TASK INSTRUCTIONS
Wherever the word "table" occurs in the lines below, copy the whole line.

MATERIAL FOR THE TASK
»»
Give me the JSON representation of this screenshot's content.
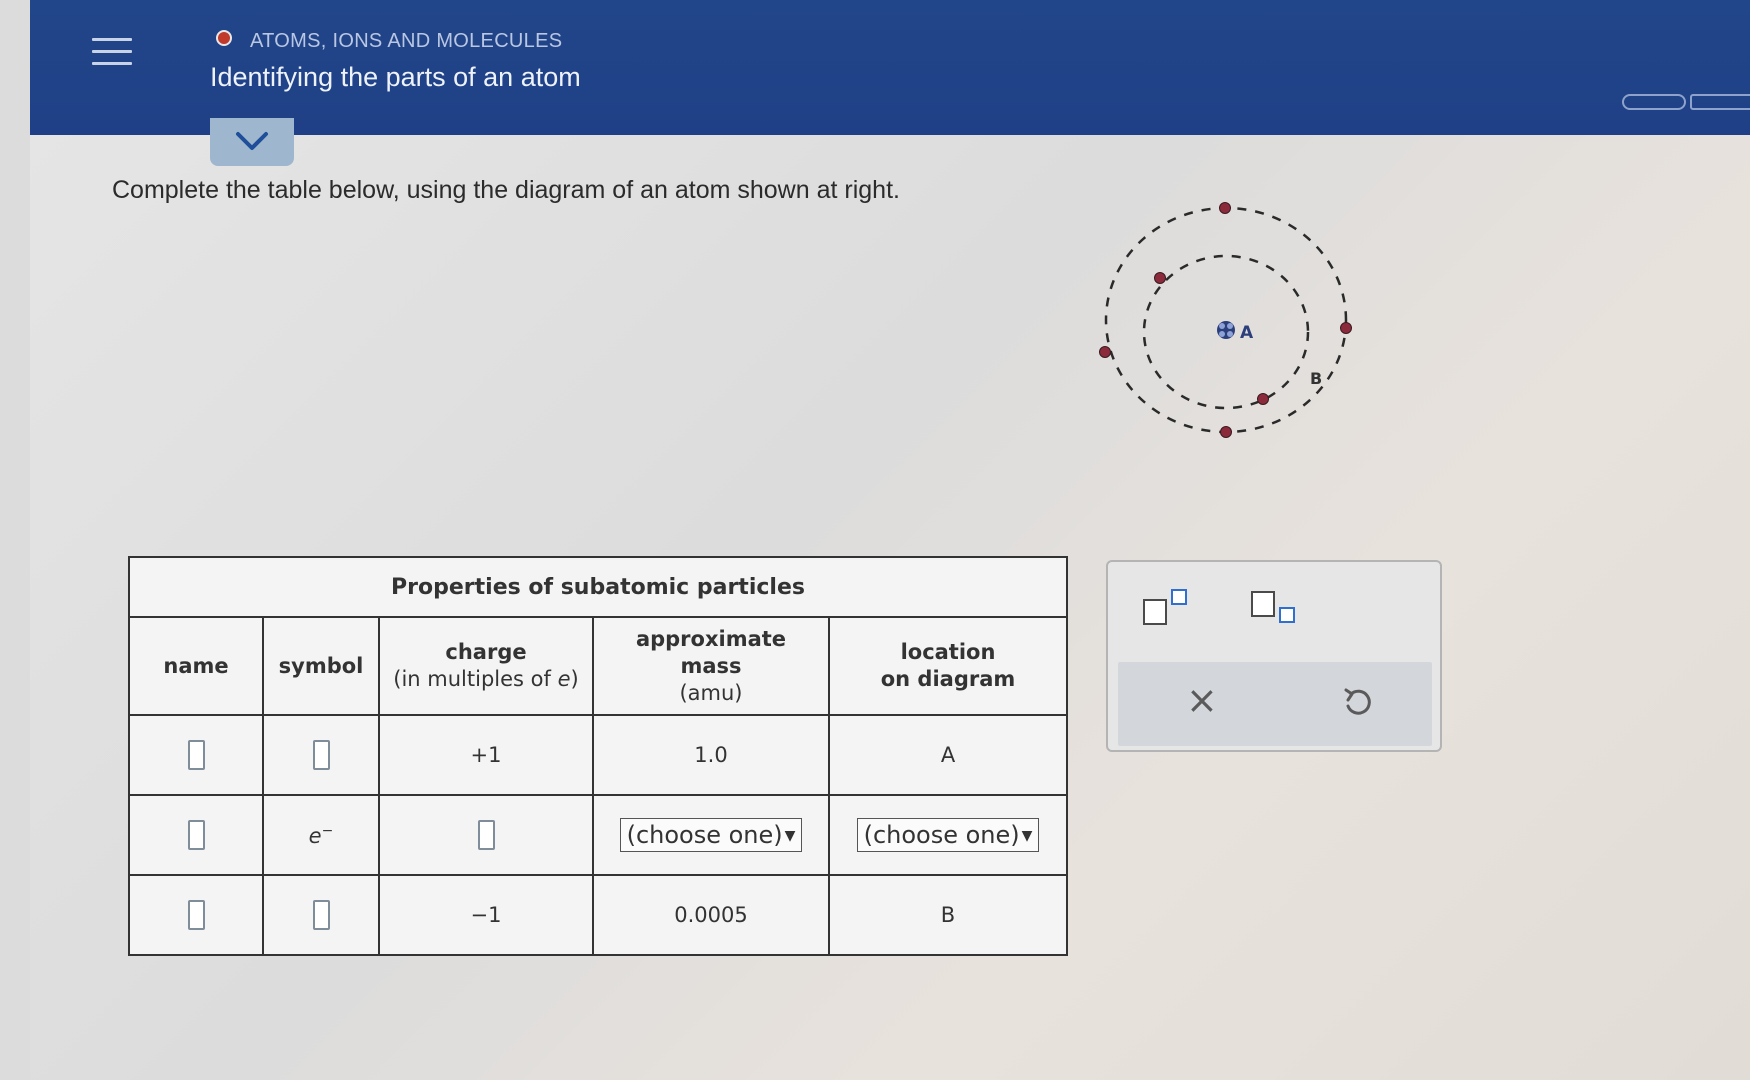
{
  "header": {
    "section": "ATOMS, IONS AND MOLECULES",
    "title": "Identifying the parts of an atom"
  },
  "instruction": "Complete the table below, using the diagram of an atom shown at right.",
  "diagram": {
    "label_nucleus": "A",
    "label_electron": "B"
  },
  "table": {
    "title": "Properties of subatomic particles",
    "headers": {
      "name": "name",
      "symbol": "symbol",
      "charge": "charge",
      "charge_sub_pre": "(in multiples of ",
      "charge_sub_var": "e",
      "charge_sub_post": ")",
      "mass_1": "approximate",
      "mass_2": "mass",
      "mass_sub": "(amu)",
      "location_1": "location",
      "location_2": "on diagram"
    },
    "rows": [
      {
        "charge": "+1",
        "mass": "1.0",
        "location": "A"
      },
      {
        "symbol": "e",
        "symbol_sup": "−",
        "mass_select": "(choose one)",
        "location_select": "(choose one)"
      },
      {
        "charge": "−1",
        "mass": "0.0005",
        "location": "B"
      }
    ]
  },
  "tools": {
    "superscript": "superscript-tool",
    "subscript": "subscript-tool",
    "clear": "×",
    "undo": "undo"
  },
  "colors": {
    "header_bg": "#22468a",
    "status_dot": "#c0392b",
    "electron": "#8b2a3a",
    "nucleus": "#2c3f7a"
  }
}
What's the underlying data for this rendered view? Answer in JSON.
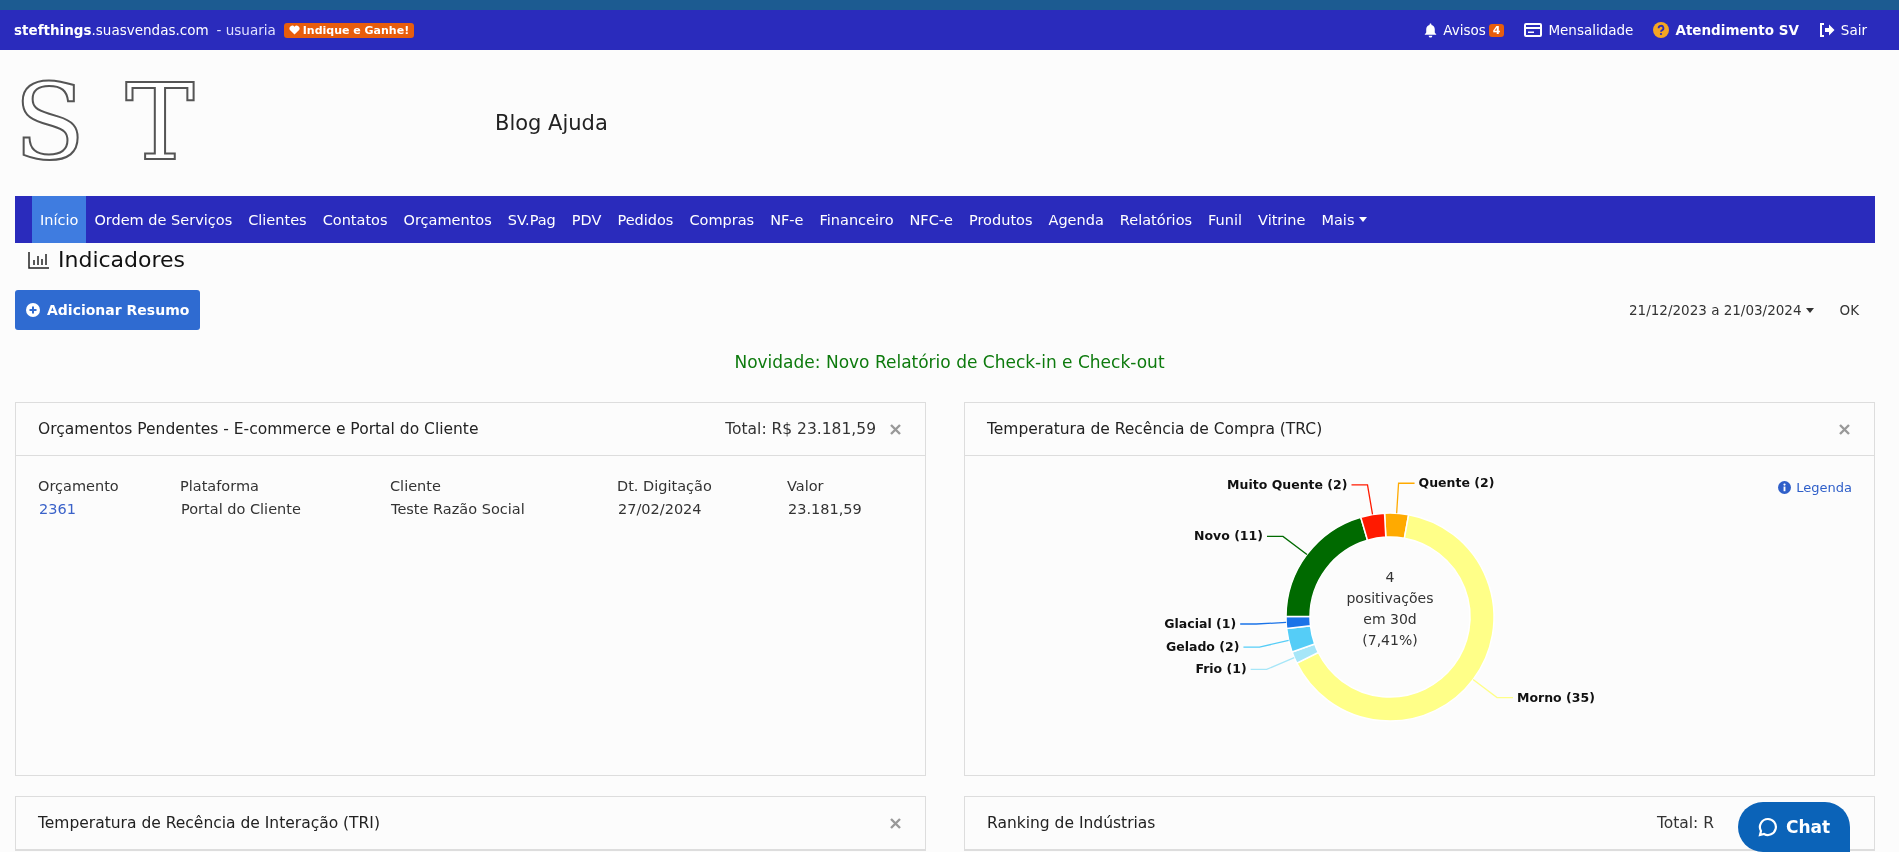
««
EXERCISE ANSWER
  "instruction": "Complete the table below, using the diagram of an atom shown at right.",
  "table": {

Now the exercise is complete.